■ **WHAT THIS TASK INVOLVES**:
Whatever appears in the listing, return all of it exactly.

■ **EXCERPTED RECORDS**:
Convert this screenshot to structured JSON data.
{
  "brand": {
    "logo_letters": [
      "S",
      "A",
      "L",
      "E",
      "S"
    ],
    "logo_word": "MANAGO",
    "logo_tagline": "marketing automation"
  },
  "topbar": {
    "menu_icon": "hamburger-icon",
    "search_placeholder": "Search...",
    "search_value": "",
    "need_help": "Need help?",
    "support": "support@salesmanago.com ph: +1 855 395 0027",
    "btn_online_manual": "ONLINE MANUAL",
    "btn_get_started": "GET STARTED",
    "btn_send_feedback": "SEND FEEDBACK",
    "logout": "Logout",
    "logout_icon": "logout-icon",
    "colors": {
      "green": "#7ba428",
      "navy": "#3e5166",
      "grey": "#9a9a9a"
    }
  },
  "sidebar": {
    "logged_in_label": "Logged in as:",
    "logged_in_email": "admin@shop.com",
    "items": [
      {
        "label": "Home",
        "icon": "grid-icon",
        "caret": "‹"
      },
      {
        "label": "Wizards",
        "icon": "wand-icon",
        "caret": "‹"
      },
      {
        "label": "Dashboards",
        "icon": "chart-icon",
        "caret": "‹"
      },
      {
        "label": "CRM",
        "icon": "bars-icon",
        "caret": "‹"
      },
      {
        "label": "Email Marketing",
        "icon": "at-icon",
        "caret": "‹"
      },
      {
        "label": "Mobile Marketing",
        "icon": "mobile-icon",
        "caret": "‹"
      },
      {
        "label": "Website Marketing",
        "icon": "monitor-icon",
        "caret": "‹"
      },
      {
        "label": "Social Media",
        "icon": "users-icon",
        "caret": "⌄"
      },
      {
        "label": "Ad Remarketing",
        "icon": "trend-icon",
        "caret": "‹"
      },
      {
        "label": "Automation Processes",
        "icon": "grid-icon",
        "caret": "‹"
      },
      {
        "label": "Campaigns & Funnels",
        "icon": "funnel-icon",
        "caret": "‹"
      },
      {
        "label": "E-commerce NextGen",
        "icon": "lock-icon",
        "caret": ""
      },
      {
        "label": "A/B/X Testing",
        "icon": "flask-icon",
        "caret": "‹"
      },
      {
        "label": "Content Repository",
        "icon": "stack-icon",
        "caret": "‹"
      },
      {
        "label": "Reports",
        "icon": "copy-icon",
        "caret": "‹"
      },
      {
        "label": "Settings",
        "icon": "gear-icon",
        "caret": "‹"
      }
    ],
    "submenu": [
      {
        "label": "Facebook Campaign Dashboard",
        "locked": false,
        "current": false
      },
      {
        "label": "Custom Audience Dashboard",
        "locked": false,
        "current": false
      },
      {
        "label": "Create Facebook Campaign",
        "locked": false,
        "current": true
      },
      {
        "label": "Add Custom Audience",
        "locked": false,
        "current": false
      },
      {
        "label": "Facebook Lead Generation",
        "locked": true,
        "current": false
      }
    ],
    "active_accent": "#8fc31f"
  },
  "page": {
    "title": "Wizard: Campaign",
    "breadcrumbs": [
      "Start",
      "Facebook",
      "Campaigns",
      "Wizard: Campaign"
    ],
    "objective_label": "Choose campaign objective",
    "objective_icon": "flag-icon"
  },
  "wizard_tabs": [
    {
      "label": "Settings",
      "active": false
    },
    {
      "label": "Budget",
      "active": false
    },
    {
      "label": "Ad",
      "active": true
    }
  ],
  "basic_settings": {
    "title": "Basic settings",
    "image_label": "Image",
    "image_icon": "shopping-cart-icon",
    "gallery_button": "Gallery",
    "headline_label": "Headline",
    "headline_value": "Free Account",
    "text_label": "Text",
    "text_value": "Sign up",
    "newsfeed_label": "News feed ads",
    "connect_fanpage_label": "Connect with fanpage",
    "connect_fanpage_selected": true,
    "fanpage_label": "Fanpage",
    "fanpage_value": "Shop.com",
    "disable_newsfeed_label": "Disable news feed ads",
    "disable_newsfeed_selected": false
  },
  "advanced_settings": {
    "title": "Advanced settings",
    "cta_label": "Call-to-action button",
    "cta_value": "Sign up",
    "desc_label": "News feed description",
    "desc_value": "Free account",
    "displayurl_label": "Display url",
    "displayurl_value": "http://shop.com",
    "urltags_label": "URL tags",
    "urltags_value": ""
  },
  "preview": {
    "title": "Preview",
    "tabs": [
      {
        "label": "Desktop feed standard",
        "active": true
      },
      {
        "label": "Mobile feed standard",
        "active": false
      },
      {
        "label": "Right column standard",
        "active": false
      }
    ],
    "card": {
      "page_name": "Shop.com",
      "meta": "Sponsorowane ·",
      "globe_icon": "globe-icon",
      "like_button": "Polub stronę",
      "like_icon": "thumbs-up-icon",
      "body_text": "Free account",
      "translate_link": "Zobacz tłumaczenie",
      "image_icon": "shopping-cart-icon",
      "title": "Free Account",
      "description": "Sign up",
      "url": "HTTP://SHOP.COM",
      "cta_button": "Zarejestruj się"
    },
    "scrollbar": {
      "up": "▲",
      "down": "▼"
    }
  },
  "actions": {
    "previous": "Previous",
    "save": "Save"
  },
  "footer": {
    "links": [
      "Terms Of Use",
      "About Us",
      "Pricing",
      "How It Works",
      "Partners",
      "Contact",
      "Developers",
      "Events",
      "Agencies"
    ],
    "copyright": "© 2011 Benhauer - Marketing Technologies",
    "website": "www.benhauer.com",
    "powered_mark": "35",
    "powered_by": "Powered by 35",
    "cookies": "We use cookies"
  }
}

■ **REPLY TO THE TASK**:
Convert this screenshot to structured JSON data.
{
  "brand": {
    "logo_letters": [
      "S",
      "A",
      "L",
      "E",
      "S"
    ],
    "logo_word": "MANAGO",
    "logo_tagline": "marketing automation"
  },
  "topbar": {
    "menu_icon": "hamburger-icon",
    "search_placeholder": "Search...",
    "search_value": "",
    "need_help": "Need help?",
    "support": "support@salesmanago.com ph: +1 855 395 0027",
    "btn_online_manual": "ONLINE MANUAL",
    "btn_get_started": "GET STARTED",
    "btn_send_feedback": "SEND FEEDBACK",
    "logout": "Logout",
    "logout_icon": "logout-icon",
    "colors": {
      "green": "#7ba428",
      "navy": "#3e5166",
      "grey": "#9a9a9a"
    }
  },
  "sidebar": {
    "logged_in_label": "Logged in as:",
    "logged_in_email": "admin@shop.com",
    "items": [
      {
        "label": "Home",
        "icon": "grid-icon",
        "caret": "‹"
      },
      {
        "label": "Wizards",
        "icon": "wand-icon",
        "caret": "‹"
      },
      {
        "label": "Dashboards",
        "icon": "chart-icon",
        "caret": "‹"
      },
      {
        "label": "CRM",
        "icon": "bars-icon",
        "caret": "‹"
      },
      {
        "label": "Email Marketing",
        "icon": "at-icon",
        "caret": "‹"
      },
      {
        "label": "Mobile Marketing",
        "icon": "mobile-icon",
        "caret": "‹"
      },
      {
        "label": "Website Marketing",
        "icon": "monitor-icon",
        "caret": "‹"
      },
      {
        "label": "Social Media",
        "icon": "users-icon",
        "caret": "⌄"
      },
      {
        "label": "Ad Remarketing",
        "icon": "trend-icon",
        "caret": "‹"
      },
      {
        "label": "Automation Processes",
        "icon": "grid-icon",
        "caret": "‹"
      },
      {
        "label": "Campaigns & Funnels",
        "icon": "funnel-icon",
        "caret": "‹"
      },
      {
        "label": "E-commerce NextGen",
        "icon": "lock-icon",
        "caret": ""
      },
      {
        "label": "A/B/X Testing",
        "icon": "flask-icon",
        "caret": "‹"
      },
      {
        "label": "Content Repository",
        "icon": "stack-icon",
        "caret": "‹"
      },
      {
        "label": "Reports",
        "icon": "copy-icon",
        "caret": "‹"
      },
      {
        "label": "Settings",
        "icon": "gear-icon",
        "caret": "‹"
      }
    ],
    "submenu": [
      {
        "label": "Facebook Campaign Dashboard",
        "locked": false,
        "current": false
      },
      {
        "label": "Custom Audience Dashboard",
        "locked": false,
        "current": false
      },
      {
        "label": "Create Facebook Campaign",
        "locked": false,
        "current": true
      },
      {
        "label": "Add Custom Audience",
        "locked": false,
        "current": false
      },
      {
        "label": "Facebook Lead Generation",
        "locked": true,
        "current": false
      }
    ],
    "active_accent": "#8fc31f"
  },
  "page": {
    "title": "Wizard: Campaign",
    "breadcrumbs": [
      "Start",
      "Facebook",
      "Campaigns",
      "Wizard: Campaign"
    ],
    "objective_label": "Choose campaign objective",
    "objective_icon": "flag-icon"
  },
  "wizard_tabs": [
    {
      "label": "Settings",
      "active": false
    },
    {
      "label": "Budget",
      "active": false
    },
    {
      "label": "Ad",
      "active": true
    }
  ],
  "basic_settings": {
    "title": "Basic settings",
    "image_label": "Image",
    "image_icon": "shopping-cart-icon",
    "gallery_button": "Gallery",
    "headline_label": "Headline",
    "headline_value": "Free Account",
    "text_label": "Text",
    "text_value": "Sign up",
    "newsfeed_label": "News feed ads",
    "connect_fanpage_label": "Connect with fanpage",
    "connect_fanpage_selected": true,
    "fanpage_label": "Fanpage",
    "fanpage_value": "Shop.com",
    "disable_newsfeed_label": "Disable news feed ads",
    "disable_newsfeed_selected": false
  },
  "advanced_settings": {
    "title": "Advanced settings",
    "cta_label": "Call-to-action button",
    "cta_value": "Sign up",
    "desc_label": "News feed description",
    "desc_value": "Free account",
    "displayurl_label": "Display url",
    "displayurl_value": "http://shop.com",
    "urltags_label": "URL tags",
    "urltags_value": ""
  },
  "preview": {
    "title": "Preview",
    "tabs": [
      {
        "label": "Desktop feed standard",
        "active": true
      },
      {
        "label": "Mobile feed standard",
        "active": false
      },
      {
        "label": "Right column standard",
        "active": false
      }
    ],
    "card": {
      "page_name": "Shop.com",
      "meta": "Sponsorowane ·",
      "globe_icon": "globe-icon",
      "like_button": "Polub stronę",
      "like_icon": "thumbs-up-icon",
      "body_text": "Free account",
      "translate_link": "Zobacz tłumaczenie",
      "image_icon": "shopping-cart-icon",
      "title": "Free Account",
      "description": "Sign up",
      "url": "HTTP://SHOP.COM",
      "cta_button": "Zarejestruj się"
    },
    "scrollbar": {
      "up": "▲",
      "down": "▼"
    }
  },
  "actions": {
    "previous": "Previous",
    "save": "Save"
  },
  "footer": {
    "links": [
      "Terms Of Use",
      "About Us",
      "Pricing",
      "How It Works",
      "Partners",
      "Contact",
      "Developers",
      "Events",
      "Agencies"
    ],
    "copyright": "© 2011 Benhauer - Marketing Technologies",
    "website": "www.benhauer.com",
    "powered_mark": "35",
    "powered_by": "Powered by 35",
    "cookies": "We use cookies"
  }
}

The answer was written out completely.